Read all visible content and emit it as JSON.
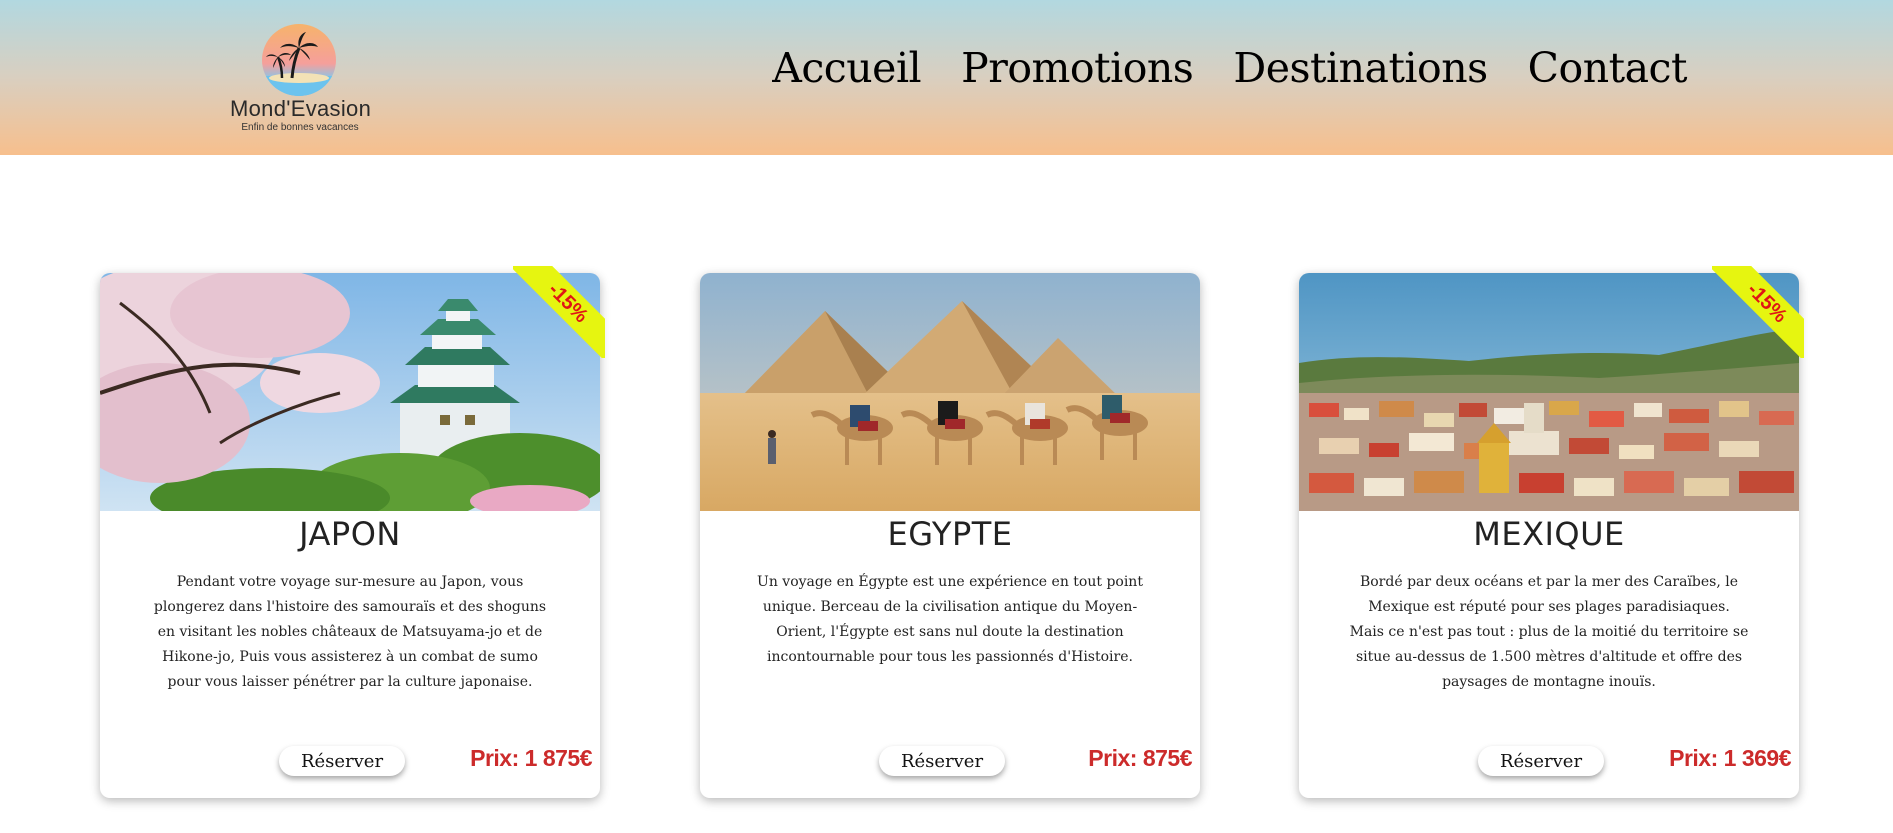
{
  "logo": {
    "name": "Mond'Evasion",
    "tagline": "Enfin de bonnes vacances"
  },
  "nav": [
    "Accueil",
    "Promotions",
    "Destinations",
    "Contact"
  ],
  "cards": [
    {
      "title": "JAPON",
      "badge": "-15%",
      "description": "Pendant votre voyage sur-mesure au Japon, vous plongerez dans l'histoire des samouraïs et des shoguns en visitant les nobles châteaux de Matsuyama-jo et de Hikone-jo, Puis vous assisterez à un combat de sumo pour vous laisser pénétrer par la culture japonaise.",
      "button": "Réserver",
      "price": "Prix: 1 875€"
    },
    {
      "title": "EGYPTE",
      "badge": "",
      "description": "Un voyage en Égypte est une expérience en tout point unique. Berceau de la civilisation antique du Moyen-Orient, l'Égypte est sans nul doute la destination incontournable pour tous les passionnés d'Histoire.",
      "button": "Réserver",
      "price": "Prix: 875€"
    },
    {
      "title": "MEXIQUE",
      "badge": "-15%",
      "description": "Bordé par deux océans et par la mer des Caraïbes, le Mexique est réputé pour ses plages paradisiaques. Mais ce n'est pas tout : plus de la moitié du territoire se situe au-dessus de 1.500 mètres d'altitude et offre des paysages de montagne inouïs.",
      "button": "Réserver",
      "price": "Prix: 1 369€"
    }
  ],
  "colors": {
    "price": "#cc2b2b",
    "badge_bg": "#e6f510",
    "badge_text": "#e01515"
  }
}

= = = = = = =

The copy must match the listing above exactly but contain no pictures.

● **Task response**:
Read all visible content and emit it as JSON.
{
  "logo": {
    "name": "Mond'Evasion",
    "tagline": "Enfin de bonnes vacances"
  },
  "nav": [
    "Accueil",
    "Promotions",
    "Destinations",
    "Contact"
  ],
  "cards": [
    {
      "title": "JAPON",
      "badge": "-15%",
      "description": "Pendant votre voyage sur-mesure au Japon, vous plongerez dans l'histoire des samouraïs et des shoguns en visitant les nobles châteaux de Matsuyama-jo et de Hikone-jo, Puis vous assisterez à un combat de sumo pour vous laisser pénétrer par la culture japonaise.",
      "button": "Réserver",
      "price": "Prix: 1 875€"
    },
    {
      "title": "EGYPTE",
      "badge": "",
      "description": "Un voyage en Égypte est une expérience en tout point unique. Berceau de la civilisation antique du Moyen-Orient, l'Égypte est sans nul doute la destination incontournable pour tous les passionnés d'Histoire.",
      "button": "Réserver",
      "price": "Prix: 875€"
    },
    {
      "title": "MEXIQUE",
      "badge": "-15%",
      "description": "Bordé par deux océans et par la mer des Caraïbes, le Mexique est réputé pour ses plages paradisiaques. Mais ce n'est pas tout : plus de la moitié du territoire se situe au-dessus de 1.500 mètres d'altitude et offre des paysages de montagne inouïs.",
      "button": "Réserver",
      "price": "Prix: 1 369€"
    }
  ],
  "colors": {
    "price": "#cc2b2b",
    "badge_bg": "#e6f510",
    "badge_text": "#e01515"
  }
}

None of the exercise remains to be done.